Best ResponseYou've already chosen the best response.0But if there's only one of something, you'd only need to add one more of the same thing to be twice the length.. right? I'm so confused! :(

whpalmer4
 3 years ago
Best ResponseYou've already chosen the best response.0Basically, the idea is that you put the ratio you've changed the fundamental measurement by into the formula for the area, or perimeter, or volume, or shoe size, or whatever, and that gives you the ratio of the new to the old. Area = length * width, so when we put 2x length and 2x the width, we get 4x the area. Yes, only one more sheet of paper, but in each direction  both length and width.

whpalmer4
 3 years ago
Best ResponseYou've already chosen the best response.0Similarly, if we made each side be half the length they are now, we would up with (1/2)(1/2) = 1/4 the area.

missashleyn
 3 years ago
Best ResponseYou've already chosen the best response.0Oh okay! Thank you very much :)
Ask your own question
Sign UpFind more explanations on OpenStudy
Your question is ready. Sign up for free to start getting answers.
spraguer
(Moderator)
5
→ View Detailed Profile
is replying to Can someone tell me what button the professor is hitting...
23
 Teamwork 19 Teammate
 Problem Solving 19 Hero
 Engagement 19 Mad Hatter
 You have blocked this person.
 ✔ You're a fan Checking fan status...
Thanks for being so helpful in mathematics.

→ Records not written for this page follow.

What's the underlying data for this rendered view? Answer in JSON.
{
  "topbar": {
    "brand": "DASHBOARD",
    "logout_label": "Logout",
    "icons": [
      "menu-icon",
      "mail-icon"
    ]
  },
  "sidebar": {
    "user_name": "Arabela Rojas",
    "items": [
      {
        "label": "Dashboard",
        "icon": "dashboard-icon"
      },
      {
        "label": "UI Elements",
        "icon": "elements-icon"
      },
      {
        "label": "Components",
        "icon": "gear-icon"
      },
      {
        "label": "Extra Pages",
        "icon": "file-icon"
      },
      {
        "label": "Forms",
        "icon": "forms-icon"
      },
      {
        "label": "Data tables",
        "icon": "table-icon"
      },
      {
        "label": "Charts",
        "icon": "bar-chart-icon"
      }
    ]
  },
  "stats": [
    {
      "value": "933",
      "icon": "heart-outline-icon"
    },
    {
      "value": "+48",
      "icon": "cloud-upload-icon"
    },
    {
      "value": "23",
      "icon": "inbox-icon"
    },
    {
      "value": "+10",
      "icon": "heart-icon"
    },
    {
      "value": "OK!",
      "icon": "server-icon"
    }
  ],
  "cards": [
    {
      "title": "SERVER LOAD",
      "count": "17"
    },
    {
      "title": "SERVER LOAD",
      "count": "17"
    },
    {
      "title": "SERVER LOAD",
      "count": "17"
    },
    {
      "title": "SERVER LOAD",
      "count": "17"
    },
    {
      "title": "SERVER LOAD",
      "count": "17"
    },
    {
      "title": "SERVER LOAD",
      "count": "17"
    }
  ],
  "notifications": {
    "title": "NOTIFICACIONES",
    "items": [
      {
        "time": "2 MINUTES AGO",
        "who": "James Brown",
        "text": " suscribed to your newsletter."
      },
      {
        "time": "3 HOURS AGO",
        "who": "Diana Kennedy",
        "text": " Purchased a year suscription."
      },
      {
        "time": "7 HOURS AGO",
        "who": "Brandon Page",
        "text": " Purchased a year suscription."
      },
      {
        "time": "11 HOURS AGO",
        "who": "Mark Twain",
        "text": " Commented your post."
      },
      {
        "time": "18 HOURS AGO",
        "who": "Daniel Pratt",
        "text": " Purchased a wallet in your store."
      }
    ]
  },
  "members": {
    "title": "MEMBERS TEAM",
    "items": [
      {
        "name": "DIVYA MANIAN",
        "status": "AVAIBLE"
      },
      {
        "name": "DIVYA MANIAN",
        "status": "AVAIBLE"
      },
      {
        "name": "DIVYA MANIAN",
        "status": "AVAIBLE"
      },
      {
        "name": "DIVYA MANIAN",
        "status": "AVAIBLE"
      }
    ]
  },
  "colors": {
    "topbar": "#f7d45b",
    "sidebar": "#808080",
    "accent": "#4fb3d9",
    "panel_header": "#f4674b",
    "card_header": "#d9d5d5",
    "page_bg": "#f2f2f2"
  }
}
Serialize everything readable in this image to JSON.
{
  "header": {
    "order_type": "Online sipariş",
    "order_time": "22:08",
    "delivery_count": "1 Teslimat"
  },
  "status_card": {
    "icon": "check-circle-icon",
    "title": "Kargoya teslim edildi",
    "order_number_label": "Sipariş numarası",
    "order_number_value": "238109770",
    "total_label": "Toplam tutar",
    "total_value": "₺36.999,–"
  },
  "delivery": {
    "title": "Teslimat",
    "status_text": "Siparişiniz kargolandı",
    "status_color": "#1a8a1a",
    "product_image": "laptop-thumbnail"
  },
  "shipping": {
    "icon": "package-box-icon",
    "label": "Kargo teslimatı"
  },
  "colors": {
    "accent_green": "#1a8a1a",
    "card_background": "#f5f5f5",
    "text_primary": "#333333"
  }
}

If you are getting quality help, make sure you spread the word about OpenStudy.